:: Task requirements ::
Where does the word "JSON" show up in the records? Copy every line that holds it.

:: Available data ::
__________________________________________________

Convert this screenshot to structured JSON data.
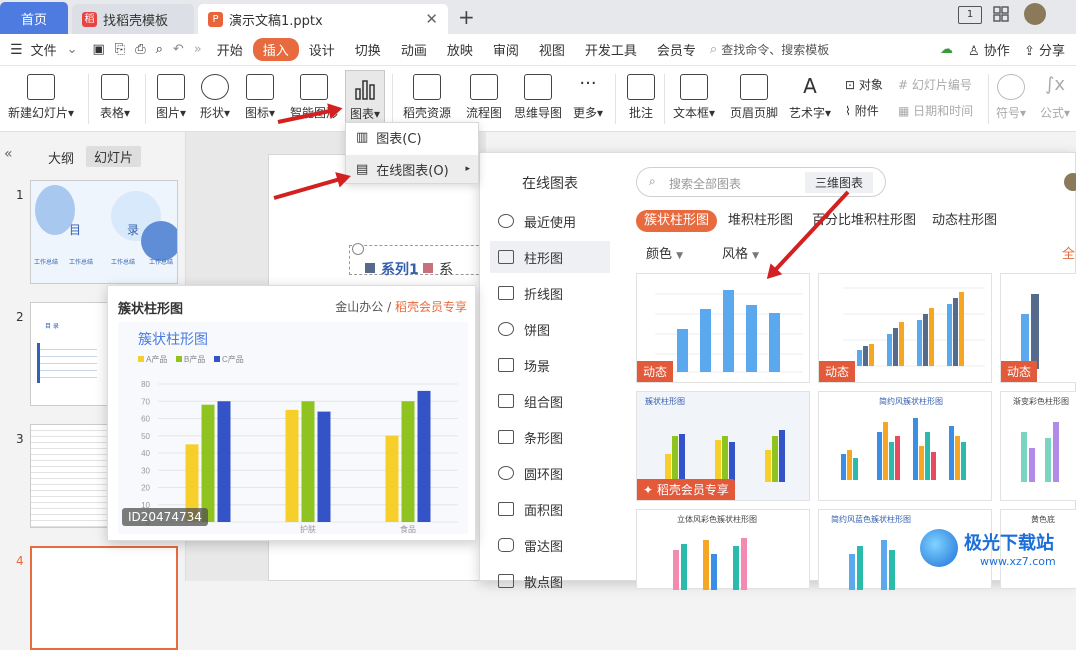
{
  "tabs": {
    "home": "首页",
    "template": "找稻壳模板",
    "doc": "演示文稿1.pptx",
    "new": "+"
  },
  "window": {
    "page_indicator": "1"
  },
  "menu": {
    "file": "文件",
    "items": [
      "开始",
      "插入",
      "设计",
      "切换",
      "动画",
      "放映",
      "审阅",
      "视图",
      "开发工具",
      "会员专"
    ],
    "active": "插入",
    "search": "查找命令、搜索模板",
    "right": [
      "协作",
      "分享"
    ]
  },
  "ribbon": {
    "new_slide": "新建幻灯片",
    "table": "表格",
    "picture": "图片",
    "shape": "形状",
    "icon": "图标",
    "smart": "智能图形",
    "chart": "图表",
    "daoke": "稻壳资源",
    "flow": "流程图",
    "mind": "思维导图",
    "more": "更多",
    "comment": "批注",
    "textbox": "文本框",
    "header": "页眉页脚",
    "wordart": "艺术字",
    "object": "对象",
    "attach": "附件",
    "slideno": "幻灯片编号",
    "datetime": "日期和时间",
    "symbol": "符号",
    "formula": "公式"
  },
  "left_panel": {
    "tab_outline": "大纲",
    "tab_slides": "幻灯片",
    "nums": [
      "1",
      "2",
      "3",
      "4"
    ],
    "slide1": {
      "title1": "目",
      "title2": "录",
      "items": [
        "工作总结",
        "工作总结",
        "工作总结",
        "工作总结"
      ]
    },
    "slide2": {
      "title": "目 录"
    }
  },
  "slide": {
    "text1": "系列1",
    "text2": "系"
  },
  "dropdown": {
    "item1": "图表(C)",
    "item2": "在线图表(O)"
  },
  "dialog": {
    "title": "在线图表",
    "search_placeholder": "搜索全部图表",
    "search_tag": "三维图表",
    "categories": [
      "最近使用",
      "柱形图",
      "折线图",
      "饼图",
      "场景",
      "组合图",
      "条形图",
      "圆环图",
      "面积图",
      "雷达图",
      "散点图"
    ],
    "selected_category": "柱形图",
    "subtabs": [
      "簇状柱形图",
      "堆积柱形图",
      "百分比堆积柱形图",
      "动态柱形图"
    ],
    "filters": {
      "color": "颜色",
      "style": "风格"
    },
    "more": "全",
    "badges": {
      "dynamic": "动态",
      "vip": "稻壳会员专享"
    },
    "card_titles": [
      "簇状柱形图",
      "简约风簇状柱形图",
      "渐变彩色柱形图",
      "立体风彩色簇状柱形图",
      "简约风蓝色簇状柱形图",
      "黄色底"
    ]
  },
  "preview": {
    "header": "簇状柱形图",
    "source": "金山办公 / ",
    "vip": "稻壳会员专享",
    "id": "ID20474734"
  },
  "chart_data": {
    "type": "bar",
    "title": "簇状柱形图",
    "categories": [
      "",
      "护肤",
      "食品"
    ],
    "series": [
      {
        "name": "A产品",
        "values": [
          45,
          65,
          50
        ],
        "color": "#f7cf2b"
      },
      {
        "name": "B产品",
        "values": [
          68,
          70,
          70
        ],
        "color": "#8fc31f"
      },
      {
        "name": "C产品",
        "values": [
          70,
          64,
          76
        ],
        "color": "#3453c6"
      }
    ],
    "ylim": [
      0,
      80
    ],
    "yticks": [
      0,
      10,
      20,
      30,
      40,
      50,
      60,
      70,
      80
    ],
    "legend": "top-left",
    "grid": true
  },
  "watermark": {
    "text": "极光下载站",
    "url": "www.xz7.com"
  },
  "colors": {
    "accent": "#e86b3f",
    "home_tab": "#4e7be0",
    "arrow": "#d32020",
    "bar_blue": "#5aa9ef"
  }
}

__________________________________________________

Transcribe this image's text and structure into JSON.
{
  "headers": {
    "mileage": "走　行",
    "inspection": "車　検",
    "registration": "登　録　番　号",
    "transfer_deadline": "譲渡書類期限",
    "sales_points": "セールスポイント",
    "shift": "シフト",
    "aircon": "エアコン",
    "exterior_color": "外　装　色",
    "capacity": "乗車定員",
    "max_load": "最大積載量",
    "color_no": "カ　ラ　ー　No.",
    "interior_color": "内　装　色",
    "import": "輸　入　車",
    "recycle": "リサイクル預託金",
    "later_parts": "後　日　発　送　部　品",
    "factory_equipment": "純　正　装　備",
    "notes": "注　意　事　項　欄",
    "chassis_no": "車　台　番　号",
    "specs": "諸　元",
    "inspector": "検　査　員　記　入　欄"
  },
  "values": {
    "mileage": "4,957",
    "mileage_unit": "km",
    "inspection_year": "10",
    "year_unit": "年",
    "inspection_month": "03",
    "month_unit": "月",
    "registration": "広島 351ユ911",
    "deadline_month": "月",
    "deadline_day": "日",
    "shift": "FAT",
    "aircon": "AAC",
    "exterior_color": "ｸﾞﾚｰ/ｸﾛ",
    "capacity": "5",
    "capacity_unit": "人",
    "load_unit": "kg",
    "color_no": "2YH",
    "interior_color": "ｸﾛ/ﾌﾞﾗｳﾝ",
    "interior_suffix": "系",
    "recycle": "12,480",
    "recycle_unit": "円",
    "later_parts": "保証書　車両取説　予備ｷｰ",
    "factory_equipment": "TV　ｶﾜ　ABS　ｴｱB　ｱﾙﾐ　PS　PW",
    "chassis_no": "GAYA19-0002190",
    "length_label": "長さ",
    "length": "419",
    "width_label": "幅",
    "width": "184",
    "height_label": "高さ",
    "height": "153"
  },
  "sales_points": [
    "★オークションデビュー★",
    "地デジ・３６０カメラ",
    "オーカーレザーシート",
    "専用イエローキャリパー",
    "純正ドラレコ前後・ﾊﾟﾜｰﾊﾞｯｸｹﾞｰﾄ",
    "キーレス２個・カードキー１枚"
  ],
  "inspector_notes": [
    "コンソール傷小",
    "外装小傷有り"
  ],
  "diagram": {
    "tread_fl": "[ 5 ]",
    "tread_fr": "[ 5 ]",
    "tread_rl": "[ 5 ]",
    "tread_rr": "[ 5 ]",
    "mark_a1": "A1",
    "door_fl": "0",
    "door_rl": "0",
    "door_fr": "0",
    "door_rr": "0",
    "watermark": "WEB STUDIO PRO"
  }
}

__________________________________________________

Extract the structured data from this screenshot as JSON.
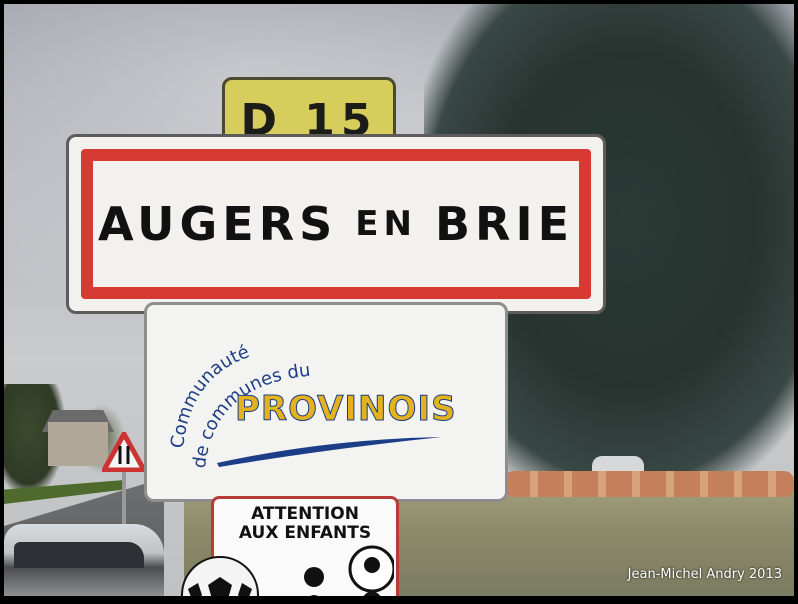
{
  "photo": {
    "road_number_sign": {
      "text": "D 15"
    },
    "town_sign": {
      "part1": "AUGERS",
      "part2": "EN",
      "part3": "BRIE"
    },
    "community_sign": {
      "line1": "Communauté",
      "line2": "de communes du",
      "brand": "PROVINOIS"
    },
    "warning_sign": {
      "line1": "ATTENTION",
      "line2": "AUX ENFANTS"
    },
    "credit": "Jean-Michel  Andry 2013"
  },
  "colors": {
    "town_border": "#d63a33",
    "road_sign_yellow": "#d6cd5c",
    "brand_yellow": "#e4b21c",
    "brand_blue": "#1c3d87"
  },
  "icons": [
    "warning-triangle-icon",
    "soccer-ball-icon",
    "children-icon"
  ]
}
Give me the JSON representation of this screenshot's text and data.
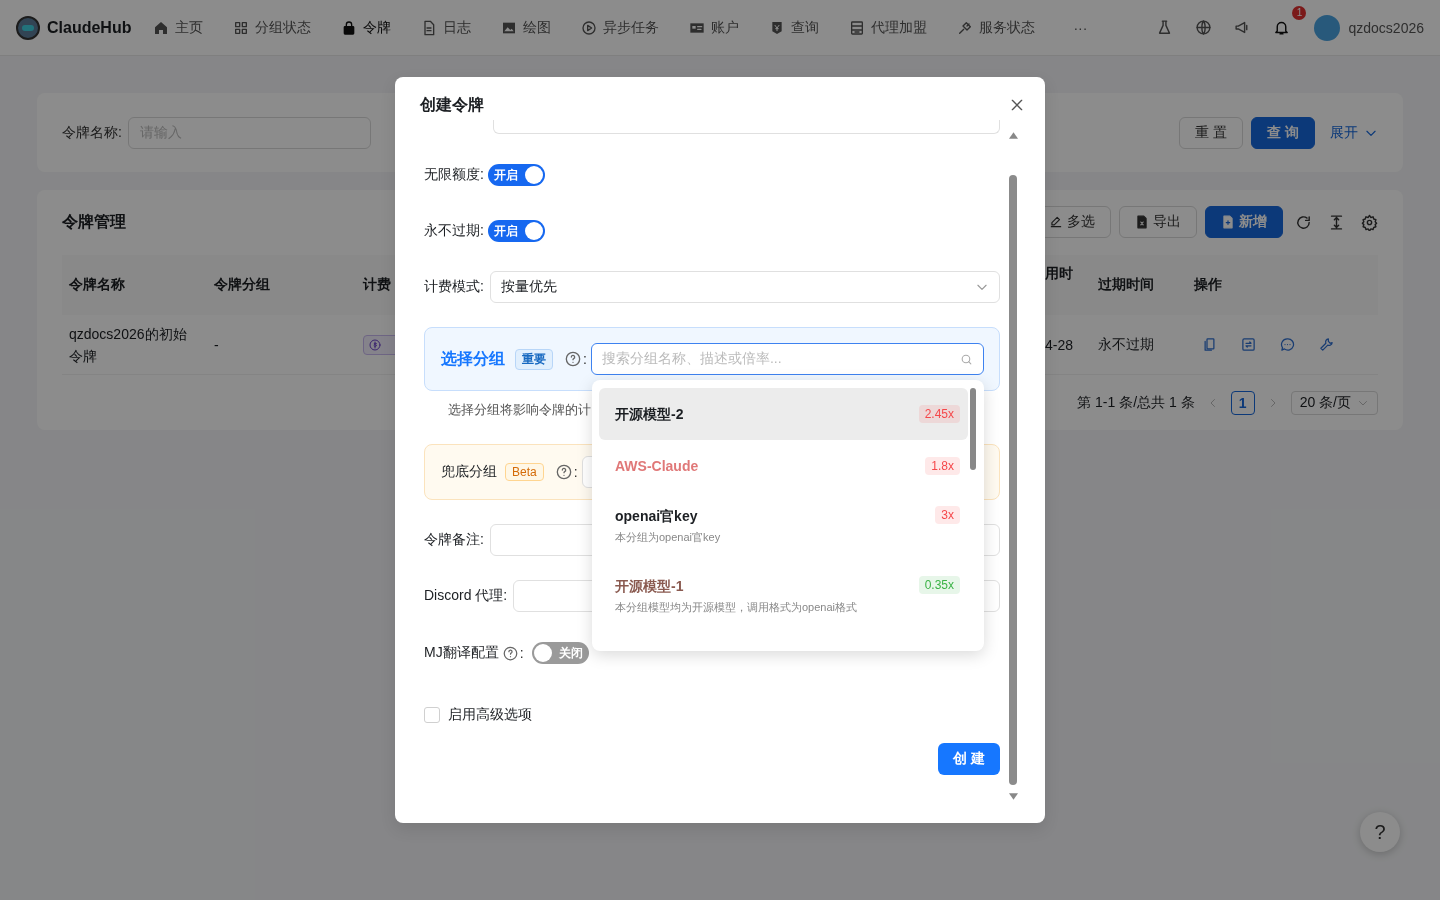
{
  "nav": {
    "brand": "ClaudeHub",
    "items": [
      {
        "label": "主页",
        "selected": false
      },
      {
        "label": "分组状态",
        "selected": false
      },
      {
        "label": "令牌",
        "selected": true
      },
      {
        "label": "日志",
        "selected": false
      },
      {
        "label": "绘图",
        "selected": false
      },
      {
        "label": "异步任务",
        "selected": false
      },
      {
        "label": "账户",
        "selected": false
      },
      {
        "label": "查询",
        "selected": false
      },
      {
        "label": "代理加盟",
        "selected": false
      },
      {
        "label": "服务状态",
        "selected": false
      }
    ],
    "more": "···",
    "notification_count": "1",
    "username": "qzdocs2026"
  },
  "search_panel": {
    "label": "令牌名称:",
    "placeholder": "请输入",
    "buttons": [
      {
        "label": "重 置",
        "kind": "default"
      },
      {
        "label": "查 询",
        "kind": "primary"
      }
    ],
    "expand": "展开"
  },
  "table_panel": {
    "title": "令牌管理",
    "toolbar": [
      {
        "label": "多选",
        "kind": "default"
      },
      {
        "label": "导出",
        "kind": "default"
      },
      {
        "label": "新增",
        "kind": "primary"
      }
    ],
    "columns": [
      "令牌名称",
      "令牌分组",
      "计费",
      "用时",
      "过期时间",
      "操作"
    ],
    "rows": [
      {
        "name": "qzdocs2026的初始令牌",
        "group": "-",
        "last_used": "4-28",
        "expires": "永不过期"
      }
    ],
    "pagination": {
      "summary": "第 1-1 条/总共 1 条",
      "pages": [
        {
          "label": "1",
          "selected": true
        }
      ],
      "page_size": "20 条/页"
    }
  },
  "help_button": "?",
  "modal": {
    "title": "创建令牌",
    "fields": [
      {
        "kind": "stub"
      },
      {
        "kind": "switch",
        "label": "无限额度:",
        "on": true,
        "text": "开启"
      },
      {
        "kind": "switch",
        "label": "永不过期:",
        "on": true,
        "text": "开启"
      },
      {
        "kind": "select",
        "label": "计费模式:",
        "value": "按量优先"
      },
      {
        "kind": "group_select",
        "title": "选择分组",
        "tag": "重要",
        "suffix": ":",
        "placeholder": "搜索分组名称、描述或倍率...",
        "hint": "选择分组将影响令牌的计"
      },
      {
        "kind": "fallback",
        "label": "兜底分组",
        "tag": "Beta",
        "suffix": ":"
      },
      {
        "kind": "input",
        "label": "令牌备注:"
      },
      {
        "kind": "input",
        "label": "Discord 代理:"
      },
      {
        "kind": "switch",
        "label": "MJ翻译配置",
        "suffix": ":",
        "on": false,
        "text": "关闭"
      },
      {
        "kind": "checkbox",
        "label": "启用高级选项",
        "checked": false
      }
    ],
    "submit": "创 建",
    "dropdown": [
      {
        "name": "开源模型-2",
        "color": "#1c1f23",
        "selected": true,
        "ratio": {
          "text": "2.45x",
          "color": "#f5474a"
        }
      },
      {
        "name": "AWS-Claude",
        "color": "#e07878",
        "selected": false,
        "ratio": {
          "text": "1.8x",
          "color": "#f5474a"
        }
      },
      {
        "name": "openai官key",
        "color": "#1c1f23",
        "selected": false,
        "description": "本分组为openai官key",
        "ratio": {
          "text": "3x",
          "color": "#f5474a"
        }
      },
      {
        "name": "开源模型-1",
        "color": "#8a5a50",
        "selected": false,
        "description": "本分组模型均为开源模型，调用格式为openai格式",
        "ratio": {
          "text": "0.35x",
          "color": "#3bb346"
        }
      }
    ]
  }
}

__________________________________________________

:: Your solution ::
Convert this screenshot to structured JSON data.
Transcribe this image's text and structure into JSON.
Extract the structured data from this screenshot as JSON.
Give me the JSON representation of this screenshot's text and data.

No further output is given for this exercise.